Africa remains the continent most affected by HIV, according to UNAIDS. In 2010, about 68 per cent of all people living with HIV resided in sub-Saharan Africa. The region also accounted for 70 per cent of all new HIV infections worldwide.
UNAIDS Executive Director Michel Sidibe' said he looked forward to working closely with Ms. Migiro in helping African countries reduce their AIDS dependency and provide universal access to HIV prevention, treatment, care and support services.
"Her experience and leadership will promote African ownership of the AIDS response at the highest levels and reduce the inequities of people affected by AIDS in the continent," he stated.
Also Friday, Ban appointed Gordon Brown, the former British Prime Minister, to serve as the UN Special Envoy for Global Education.
"As Special Envoy, Brown will devote himself to working closely with all key partners to help galvanize support for the Secretary-General's Global Initiative on Education (Education First), which aims to achieve quality, relevant, and inclusive education for every child," stated the announcement.
"He will focus on countries with the highest burden of children out of school, recognizing that nearly half of out of school children are in countries affected by conflict.

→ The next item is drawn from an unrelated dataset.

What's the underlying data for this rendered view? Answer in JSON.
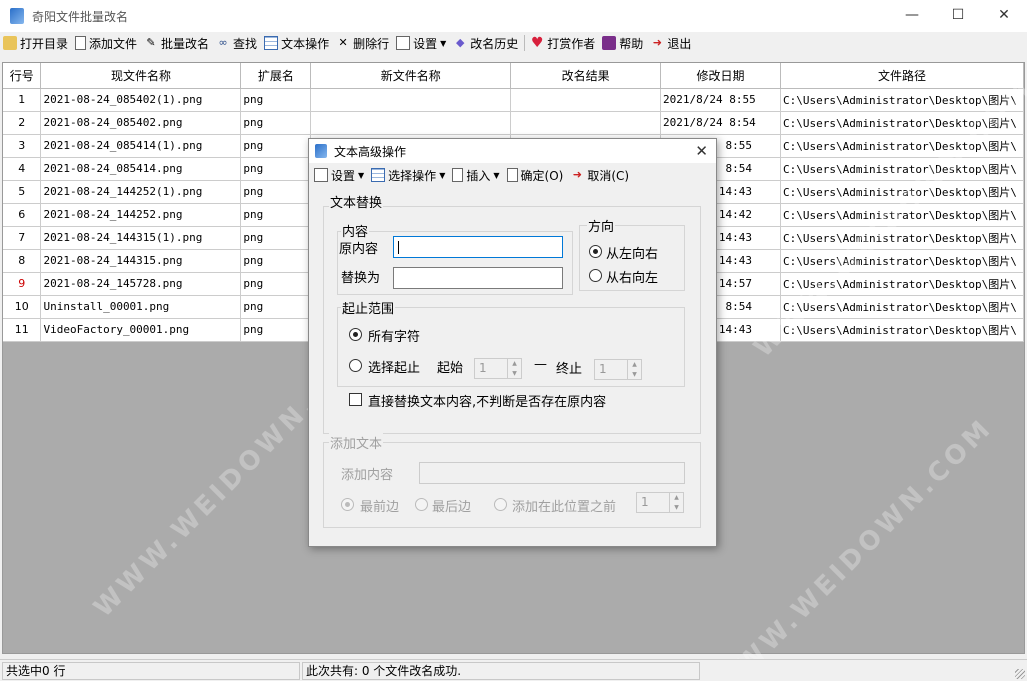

He will help bring about change, mobilize resources and generate additional and sufficient funding."
In addition, Leila Zerrougui of Algeria will replace Radhika Coomaraswamy as Special Representative for Children and Armed Conflict. Zerrougui is currently Deputy Head of the UN Organization Stabilization Mission in the Democratic Republic of the Congo (MONUSCO), where, since 2008, she has spearheaded the Mission's efforts in strengthening the rule of law and protection of civilians.
It was also announced that Jean-Jacques Graisse of Belgium, who has more than 40 years of service as an international civil servant in the UN system, is being appointed as Acting Head in the Department of General Assembly and Conference Management (DGACM). He will replace Muhammad Shaaban.